"I think we're seeing Kalani can be an All-American with the way she plays both ends of the floor," Judkins said. "She and Lexi are a tough duo. I'm glad I don't have to prepare for them. They are hard to guard. They're smart, and they know how to work really well together."
Emily Potter led the Utes with 24 points and 17 rebounds, including a first-half double-double at 19 points and 10 rebounds.
But the Cougars shot 54.5 percent from the field in the opening quarter, knocking down all four of their 3-point attempts, and Utah had no response on the perimeter while also trying to fight off Purcell — "a matchup nightmare" — in the post.
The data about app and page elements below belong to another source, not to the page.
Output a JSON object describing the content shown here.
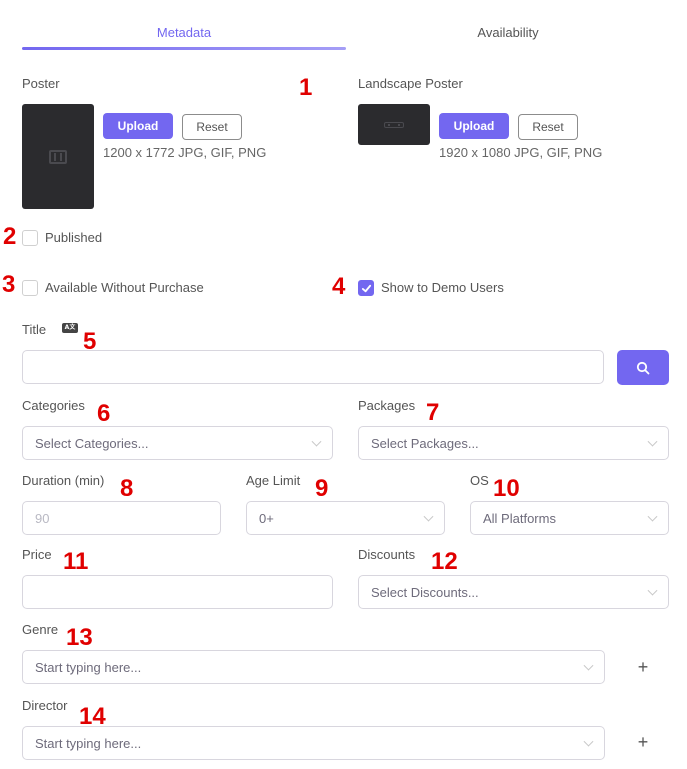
{
  "tabs": [
    {
      "label": "Metadata",
      "active": true
    },
    {
      "label": "Availability",
      "active": false
    }
  ],
  "poster": {
    "label": "Poster",
    "upload": "Upload",
    "reset": "Reset",
    "hint": "1200 x 1772 JPG, GIF, PNG"
  },
  "landscape": {
    "label": "Landscape Poster",
    "upload": "Upload",
    "reset": "Reset",
    "hint": "1920 x 1080 JPG, GIF, PNG"
  },
  "checkboxes": {
    "published": {
      "label": "Published",
      "checked": false
    },
    "available_without_purchase": {
      "label": "Available Without Purchase",
      "checked": false
    },
    "show_to_demo_users": {
      "label": "Show to Demo Users",
      "checked": true
    }
  },
  "title_field": {
    "label": "Title",
    "value": "",
    "icon": "language-icon"
  },
  "categories": {
    "label": "Categories",
    "placeholder": "Select Categories..."
  },
  "packages": {
    "label": "Packages",
    "placeholder": "Select Packages..."
  },
  "duration": {
    "label": "Duration (min)",
    "placeholder": "90"
  },
  "age_limit": {
    "label": "Age Limit",
    "value": "0+"
  },
  "os": {
    "label": "OS",
    "value": "All Platforms"
  },
  "price": {
    "label": "Price",
    "value": ""
  },
  "discounts": {
    "label": "Discounts",
    "placeholder": "Select Discounts..."
  },
  "genre": {
    "label": "Genre",
    "placeholder": "Start typing here...",
    "add": "+"
  },
  "director": {
    "label": "Director",
    "placeholder": "Start typing here...",
    "add": "+"
  },
  "annotations": [
    "1",
    "2",
    "3",
    "4",
    "5",
    "6",
    "7",
    "8",
    "9",
    "10",
    "11",
    "12",
    "13",
    "14"
  ],
  "colors": {
    "accent": "#7367f0",
    "annotation": "#e00000",
    "thumb": "#2b2b2e"
  }
}
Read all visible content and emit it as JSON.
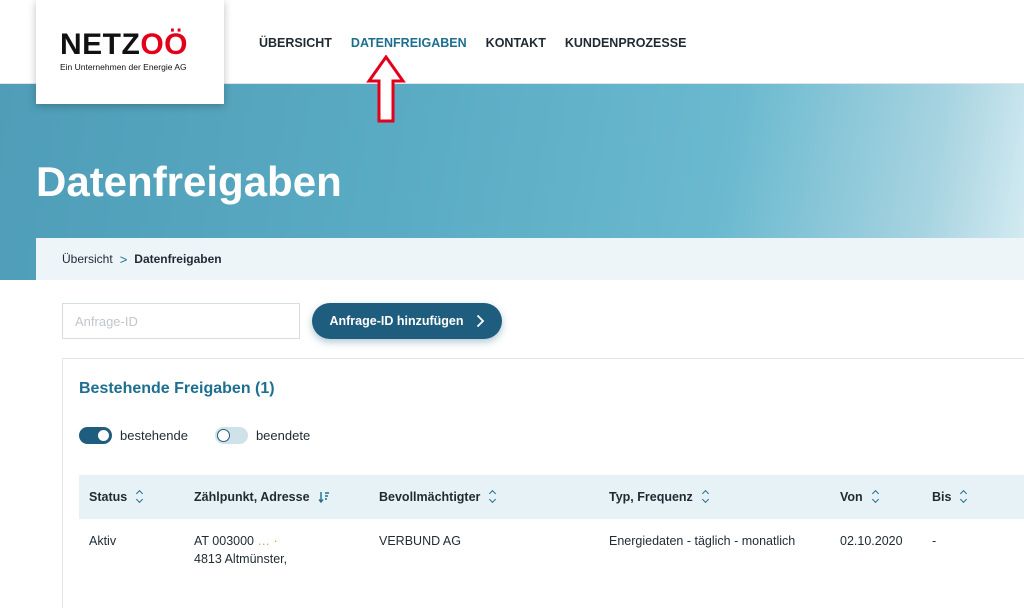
{
  "logo": {
    "brand_black": "NETZ",
    "brand_red": "OÖ",
    "tagline": "Ein Unternehmen der Energie AG",
    "brand_red_color": "#e2001a"
  },
  "nav": {
    "items": [
      {
        "label": "ÜBERSICHT"
      },
      {
        "label": "DATENFREIGABEN",
        "active": true
      },
      {
        "label": "KONTAKT"
      },
      {
        "label": "KUNDENPROZESSE"
      }
    ]
  },
  "hero": {
    "title": "Datenfreigaben"
  },
  "breadcrumb": {
    "home": "Übersicht",
    "separator": ">",
    "current": "Datenfreigaben"
  },
  "form": {
    "input_placeholder": "Anfrage-ID",
    "input_value": "",
    "add_button_label": "Anfrage-ID hinzufügen"
  },
  "section": {
    "title": "Bestehende Freigaben (1)",
    "toggles": [
      {
        "label": "bestehende",
        "on": true
      },
      {
        "label": "beendete",
        "on": false
      }
    ]
  },
  "table": {
    "columns": [
      {
        "label": "Status",
        "sort": "sortable"
      },
      {
        "label": "Zählpunkt, Adresse",
        "sort": "descending"
      },
      {
        "label": "Bevollmächtigter",
        "sort": "sortable"
      },
      {
        "label": "Typ, Frequenz",
        "sort": "sortable"
      },
      {
        "label": "Von",
        "sort": "sortable"
      },
      {
        "label": "Bis",
        "sort": "sortable"
      }
    ],
    "rows": [
      {
        "status": "Aktiv",
        "zaehlpunkt": "AT 003000",
        "zaehlpunkt_masked": "… ·",
        "adresse": "4813 Altmünster,",
        "bevollmaechtigter": "VERBUND AG",
        "typ": "Energiedaten - täglich - monatlich",
        "von": "02.10.2020",
        "bis": "-"
      }
    ]
  },
  "colors": {
    "accent": "#1d6f90",
    "button": "#1e5d7d",
    "annotation_arrow": "#e2001a"
  }
}
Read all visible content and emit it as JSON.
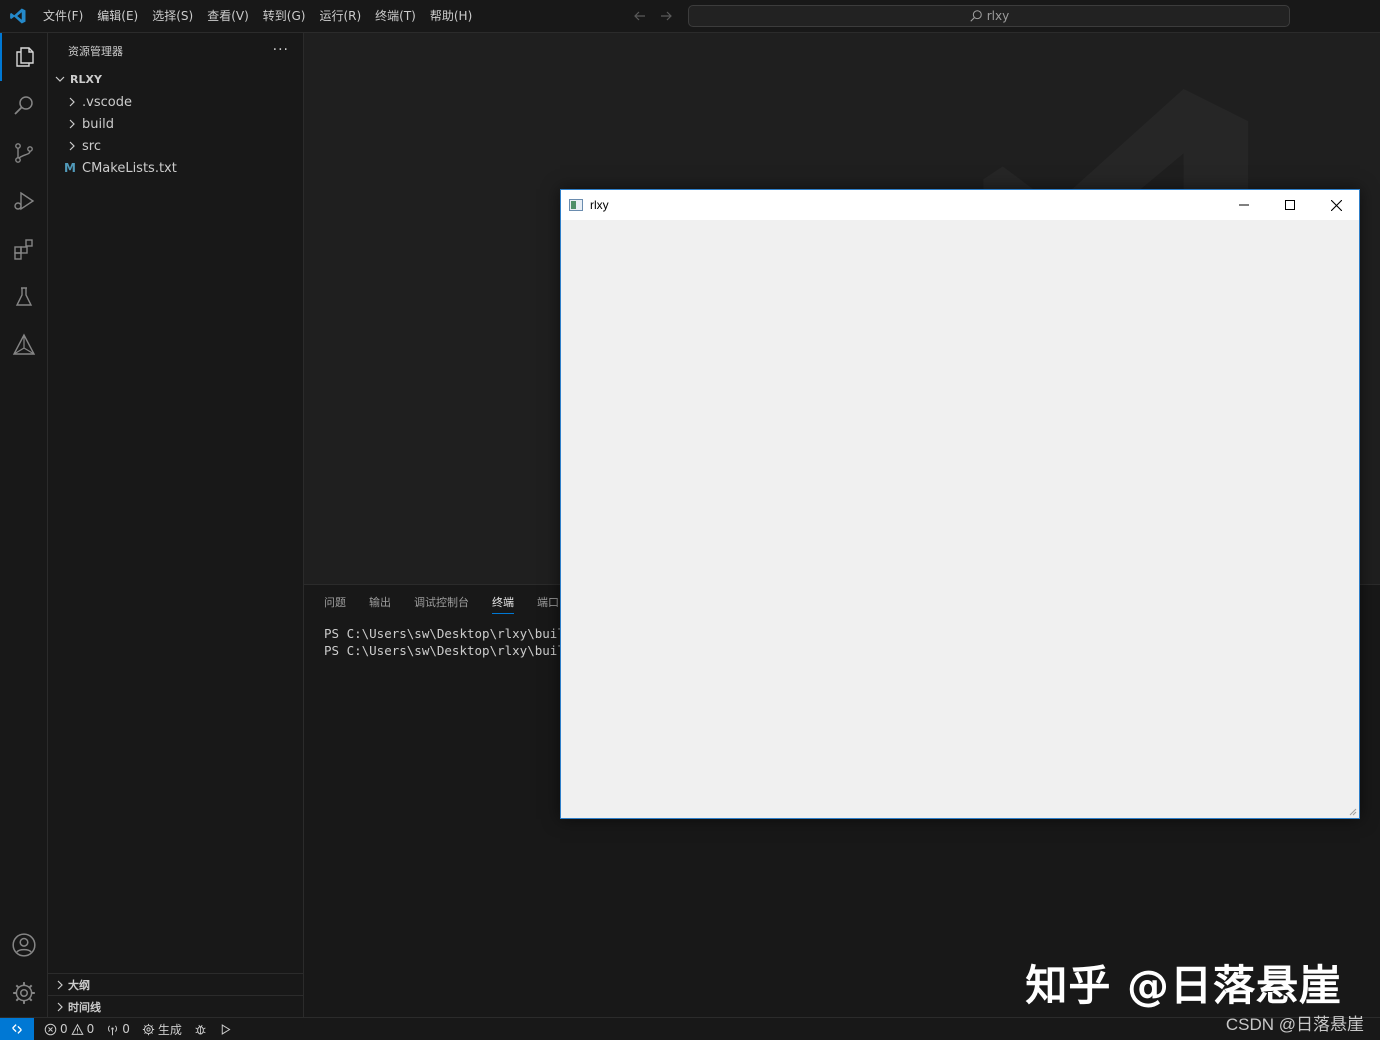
{
  "titlebar": {
    "menu": [
      "文件(F)",
      "编辑(E)",
      "选择(S)",
      "查看(V)",
      "转到(G)",
      "运行(R)",
      "终端(T)",
      "帮助(H)"
    ],
    "search_text": "rlxy"
  },
  "activitybar": {
    "items": [
      "explorer-icon",
      "search-icon",
      "source-control-icon",
      "run-debug-icon",
      "extensions-icon",
      "testing-icon",
      "cmake-icon"
    ],
    "bottom": [
      "account-icon",
      "settings-gear-icon"
    ],
    "accent": "#0078d4"
  },
  "sidebar": {
    "title": "资源管理器",
    "more": "···",
    "root": "RLXY",
    "items": [
      {
        "label": ".vscode",
        "type": "folder"
      },
      {
        "label": "build",
        "type": "folder"
      },
      {
        "label": "src",
        "type": "folder"
      },
      {
        "label": "CMakeLists.txt",
        "type": "file",
        "badge": "M"
      }
    ],
    "sections": [
      "大纲",
      "时间线"
    ]
  },
  "panel": {
    "tabs": [
      "问题",
      "输出",
      "调试控制台",
      "终端",
      "端口"
    ],
    "active_tab": "终端",
    "terminal_lines": [
      "PS C:\\Users\\sw\\Desktop\\rlxy\\build>",
      "PS C:\\Users\\sw\\Desktop\\rlxy\\build>"
    ]
  },
  "statusbar": {
    "errors": "0",
    "warnings": "0",
    "ports": "0",
    "build_label": "生成"
  },
  "app_window": {
    "title": "rlxy"
  },
  "watermark": {
    "zhihu": "知乎 @日落悬崖",
    "csdn": "CSDN @日落悬崖"
  }
}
"She's a post player that can pass it like a guard, drive it like a guard, shoot like a guard, and she hustles," Rydalch said. "She just does it all. It's tough."
The Utes scored 12 of their 14 first-quarter points in the paint, led by Potter's eight and six off the bench from 6-foot-4 center Joeseta Fatuesi.
But when a team is knocking down shots at the rate BYU did Saturday afternoon, it's hard to keep up.
"I think coming in, we knew that we were hard to guard in our motion," Rydalch said. "As long as we set good screens for each other, and were patient on offense, we were going to get anything we wanted."
Potter led the Utes on a 10-0 run to start the second quarter, pulling within five, 31-26 with 4:44 left in the half. But Kylie Maeda's floater with eight seconds left gave the Cougars a 40-30 lead, and BYU took a 40-31 advantage into the break.
After the break, the Cougars got defensive. The home team sprinted out of the gate on a 10-2 spurt to push the lead to 48-35 with 6:15 left in the third quarter. Rydalch pushed the lead as high as 19 after taking back her own turnover and turning it into an opportunistic two points with 2:30 left in the period to go up 56-37.
A combination of Jasmine Moody and Purcell on double-team help held Potter scoreless in the third quarter, and a foul in transition on Moody sent the Utes' leading scorer to the bench with her third foul with 1:47 left in the penultimate period.
"I was really proud of Jasmine," Judkins said. "In the first half, she got beat up to a pulp and got schooled. But this is where kids learn, and we told her to quit being nervous at halftime and play her game. I thought she did a really good job of playing what we needed her to."
BYU wrapped up non-conference play at 8-3, with eight of its 11 games on the road. The Cougars played only in-state opponents Utah Valley, Utah State and the Utes in the Marriott Center while also collecting additional wins over Power 5 squads Penn State in California and Texas A&M in Hawaii.
On the final day of fall semester, BYU finished 39-0 at home across all sports, and the Cougars' women's team was unbeaten against the Utes in the annual Deseret Duel.
The Cougars finished the first part of the season with the 10th hardest schedule in the nation, and a top-15 RPI that should bolster its bid for a third-straight NCAA Tournament bid this March.
"To go 8-3 and the majority of those games on the road, it was worth it," Judkins said. "We've learned a lot as a team and have grown close together. Hopefully it helps us in conference play to get us where we need to go."